Plentiful, Affordable, Reliable, but especially Reliable

29 Sep

Reliability is one of those things we don’t notice until it’s not there.

There was an interesting article published last week in The New York Times by James Glanz entitled, “The Cloud Factories: Power, Pollution and the Internet.” While the story line revolves around the vast amount of energy that modern data centers consume and the pollution associated with it, the story also highlights an issue most folks outside the industry do not  usually think about.

We turn on a light, switch on the stove burner, or jump on the internet and expect it to work. Service is there, 24/7, without fail — usually.

Our energy delivery systems, especially the electric grid, are designed and operated to be highly reliable. The electric grid is designed and operated to ensure system integrity. Ancillary services spread throughout the generation, transmission, and distribution systems keep it up and running nearly without fail. But, when it does fail, it’s a newsworthy event.

One of the tools used to provide this flawless delivery is reserve capability. The power grid is built with excess capacity over and above what the operators expect the maximum demand to be. (called “peak demand”) This backup capacity is used when a primary power source fails, or if demand exceeds the planners estimates of peak demand. It’s an effective “belt and suspenders” approach.
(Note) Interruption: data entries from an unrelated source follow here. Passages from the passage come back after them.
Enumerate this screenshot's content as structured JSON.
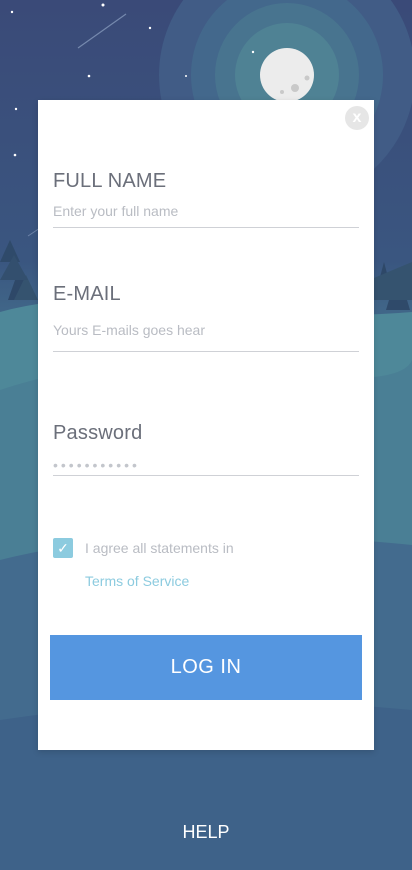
{
  "form": {
    "full_name": {
      "label": "FULL NAME",
      "placeholder": "Enter your full name"
    },
    "email": {
      "label": "E-MAIL",
      "placeholder": "Yours E-mails goes hear"
    },
    "password": {
      "label": "Password",
      "value": "•••••••••••"
    },
    "agree": {
      "checked": true,
      "check_glyph": "✓",
      "text": "I agree all statements in",
      "link_text": "Terms of Service"
    },
    "login_label": "LOG IN",
    "close_glyph": "x"
  },
  "help_label": "HELP",
  "icons": {
    "close": "close-icon",
    "check": "check-icon"
  },
  "colors": {
    "accent_blue": "#5596e0",
    "checkbox_teal": "#8ccbdf",
    "label_gray": "#6b6f7a",
    "placeholder_gray": "#b9bcc3",
    "night_sky": "#3a4a78",
    "moon": "#ececec"
  }
}
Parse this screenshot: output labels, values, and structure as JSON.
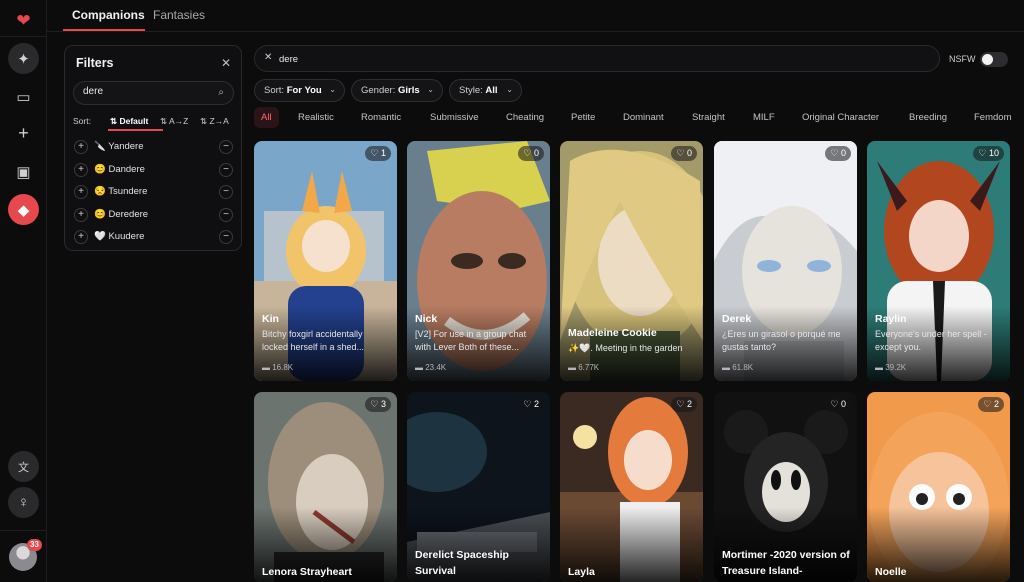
{
  "app": {
    "accent": "#e5484d"
  },
  "rail": {
    "icons": [
      "heart-pulse-icon",
      "sparkles-icon",
      "chat-icon",
      "plus-icon",
      "image-add-icon",
      "gem-icon",
      "translate-icon",
      "lightbulb-icon"
    ],
    "notification_count": "33"
  },
  "tabs": [
    {
      "label": "Companions",
      "active": true
    },
    {
      "label": "Fantasies",
      "active": false
    }
  ],
  "filters": {
    "title": "Filters",
    "search_value": "dere",
    "sort_label": "Sort:",
    "sort_options": [
      "Default",
      "A→Z",
      "Z→A"
    ],
    "sort_selected": "Default",
    "items": [
      "🔪 Yandere",
      "😊 Dandere",
      "😒 Tsundere",
      "😊 Deredere",
      "🤍 Kuudere"
    ]
  },
  "search": {
    "value": "dere",
    "nsfw_label": "NSFW",
    "nsfw_on": false
  },
  "dropdowns": [
    {
      "label": "Sort:",
      "value": "For You"
    },
    {
      "label": "Gender:",
      "value": "Girls"
    },
    {
      "label": "Style:",
      "value": "All"
    }
  ],
  "chips": [
    "All",
    "Realistic",
    "Romantic",
    "Submissive",
    "Cheating",
    "Petite",
    "Dominant",
    "Straight",
    "MILF",
    "Original Character",
    "Breeding",
    "Femdom"
  ],
  "cards": [
    {
      "likes": "1",
      "name": "Kin",
      "desc": "Bitchy foxgirl accidentally locked herself in a shed...",
      "count": "16.8K"
    },
    {
      "likes": "0",
      "name": "Nick",
      "desc": "[V2] For use in a group chat with Lever Both of these...",
      "count": "23.4K"
    },
    {
      "likes": "0",
      "name": "Madeleine Cookie",
      "desc": "✨🤍. Meeting in the garden",
      "count": "6.77K"
    },
    {
      "likes": "0",
      "name": "Derek",
      "desc": "¿Eres un girasol o porqué me gustas tanto?",
      "count": "61.8K"
    },
    {
      "likes": "10",
      "name": "Raylin",
      "desc": "Everyone's under her spell - except you.",
      "count": "39.2K"
    },
    {
      "likes": "3",
      "name": "Lenora Strayheart"
    },
    {
      "likes": "2",
      "name": "Derelict Spaceship Survival"
    },
    {
      "likes": "2",
      "name": "Layla"
    },
    {
      "likes": "0",
      "name": "Mortimer -2020 version of Treasure Island-"
    },
    {
      "likes": "2",
      "name": "Noelle"
    }
  ]
}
In the U.S., the electric transmission grid and wholesale sale of electricity in interstate commerce (sales that cross state borders) is regulated the Federal Energy Regulatory Commission (“FERC”). FERC, in turn, certified the North American Electric Reliability Corporation (“NERC”) to ensure the electric network’s reliability by developing and enforcing reliability standards and assessing the grid’s adequacy.

NERC divides the U.S power grid into 14 regions and makes reliability assessments three times each year. With the exception of Texas, every region has a positive reserve margin. That is, there is excess capacity in 13 of the 14 regions. Due to its operating and commercial structure, the Electric Reliability Council of Texas, (“ERCOT”) faces some unique challenges. As a result, ERCOT has experienced rolling brownouts and blackouts over parts of Texas during recent peak summer and winter periods.

The point of all this, however, is that the data centers examined in the NY Times article are not as unique as the author seemingly implies. Maintaining a high degree of reliability demands that redundant systems that sit idle a good deal of time be in place. Whether its Google, your bank, a hospital, or the power grid, standby capacity is essential if the system is going to operate without a hitch.

As our legislators and regulators develop new energy policies and make choices about how best to generate, transmit, and deliver plentiful and affordable electricity, reliability issues will be front and center. Studies by both industry and academic institutions have shown that if intermittent renewables (particularly wind and solar) become a significant portion of our electricity generation, it will increase the need for backup generation (especially natural gas) to provide the reserve margin.

Of course, reserve capacity that sits idle most of the time is expensive. The trade off between spending more money on reserve capacity and risking reliability is a judgement call. How much is enough? Just as important is the question of how to create incentives for investors to build such expensive, seldom used, but essential facilities. Certainly, there may be room for efficiency offsets, but as the NY Times article points out, infrastructure is needed to support these operations.

Whether it’s using the cloud for computing or smart grid technology to deliver our electricity, large scale infrastructure remains a necessity.  Just as with reliability, most of us will never notice it except when it’s not there.